Between Baltic and Black Seas
A few hours ago President Adamkus of Lithuania opened the first part of the meetings here in Vilnius on "common vision for common neighbourhood".
He called for an open and fresh discussion on how to establish an agreed strategic perspective on how to support and consolidate democracy and freedom in Europe's East.
For him, "the fate of democratic consolidation in Europe's East is the greatest issue in trans-Atlantic politics." Sitting here in Vilnius, with the most near-by other European capital being Minsk in authoritatian Belarus, that is a most understandable position.
But how should we proceed in consolidating democratic structures between the Baltic and the Black Sea? And President Adamkus widened the perspective by talking also about a vision for the area between the Adriatic and Caspian Seas.

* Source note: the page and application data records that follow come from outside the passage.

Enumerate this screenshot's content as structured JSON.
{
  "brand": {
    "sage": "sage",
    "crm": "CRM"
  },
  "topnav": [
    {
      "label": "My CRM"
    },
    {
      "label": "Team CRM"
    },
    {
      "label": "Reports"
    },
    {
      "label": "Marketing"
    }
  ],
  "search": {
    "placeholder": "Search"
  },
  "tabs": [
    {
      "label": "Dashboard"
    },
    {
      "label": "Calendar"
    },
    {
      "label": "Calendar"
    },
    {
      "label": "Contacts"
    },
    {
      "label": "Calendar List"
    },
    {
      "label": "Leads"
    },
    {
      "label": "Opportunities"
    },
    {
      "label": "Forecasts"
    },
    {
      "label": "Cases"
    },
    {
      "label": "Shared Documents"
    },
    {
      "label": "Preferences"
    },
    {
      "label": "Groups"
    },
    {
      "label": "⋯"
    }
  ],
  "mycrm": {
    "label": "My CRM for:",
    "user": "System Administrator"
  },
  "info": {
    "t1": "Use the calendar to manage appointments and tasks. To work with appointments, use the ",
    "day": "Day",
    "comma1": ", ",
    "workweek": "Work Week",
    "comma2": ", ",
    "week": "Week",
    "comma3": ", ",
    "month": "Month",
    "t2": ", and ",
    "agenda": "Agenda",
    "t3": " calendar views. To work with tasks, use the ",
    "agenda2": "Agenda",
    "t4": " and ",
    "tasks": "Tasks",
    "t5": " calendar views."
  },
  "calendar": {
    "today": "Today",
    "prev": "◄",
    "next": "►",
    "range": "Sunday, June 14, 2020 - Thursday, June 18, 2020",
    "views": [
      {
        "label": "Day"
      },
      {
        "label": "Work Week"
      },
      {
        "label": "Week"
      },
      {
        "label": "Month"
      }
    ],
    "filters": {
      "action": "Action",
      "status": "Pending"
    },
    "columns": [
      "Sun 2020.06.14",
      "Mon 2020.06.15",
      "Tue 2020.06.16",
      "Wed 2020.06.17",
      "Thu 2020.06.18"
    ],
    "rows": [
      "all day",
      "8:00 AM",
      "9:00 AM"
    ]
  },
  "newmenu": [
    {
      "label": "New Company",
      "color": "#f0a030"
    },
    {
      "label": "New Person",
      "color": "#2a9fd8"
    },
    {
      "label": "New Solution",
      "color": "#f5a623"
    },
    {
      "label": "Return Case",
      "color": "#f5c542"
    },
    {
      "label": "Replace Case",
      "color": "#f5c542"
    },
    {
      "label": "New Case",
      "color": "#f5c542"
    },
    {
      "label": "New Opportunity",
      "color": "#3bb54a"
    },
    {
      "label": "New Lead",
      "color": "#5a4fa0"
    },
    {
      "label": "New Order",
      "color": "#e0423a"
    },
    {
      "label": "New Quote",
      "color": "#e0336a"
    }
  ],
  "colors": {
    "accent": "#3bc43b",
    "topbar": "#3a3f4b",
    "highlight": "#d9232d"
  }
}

These are the questions that will be the focus of the discussions here.
The meeting here in Vilnius can be seen as a third-generation effort to assist in the democratic transformation of the East of Europe.
The first generation was really the so-called Visegrad Group of Central European countries that was formed already in 1991 trying to advocate them being included in the European Union.
The second generation was the so called Vilnius Ten, based on the ten countries that meet here in Vilnius in May 2000 in order to advance the issues of their inclusion in both NATO and the European Union.
With the enlargement of both the European Union and NATO to these areas now two years old, attention shifts towards the wider East and the issues of democracy and security there.
It's to a large extent a question of the political and economic future of Russia. But it's equally a question of the political and economic future of the areas in between Russia and the European Union.
And those are the issues on which President Adamkus is calling for a clear strategic vision.
Easy in theory - somewhat more complicated in practice.
Just one example uppermost in the minds of many dealing with this part of Europe.
There seems to be little progress in establishing a new government after the elections in Ukraine. In principle, agreement has been reached on the reforming of some sort of Orange coalition, but in practive contradictions on core issues are blocking progress.
There is a significant risk of a deepening constitutional crisis on the Dnepr.
And without a solid government in Kiev driving reforms there is a big strategic hole in any strategy for democracy and security between the Baltic and the Black Seas.
But we will probably hear more from President Yushenko when he arrives here in Vilnius later today. Tomorrow he will be in the panel on the summit that I'm moderating.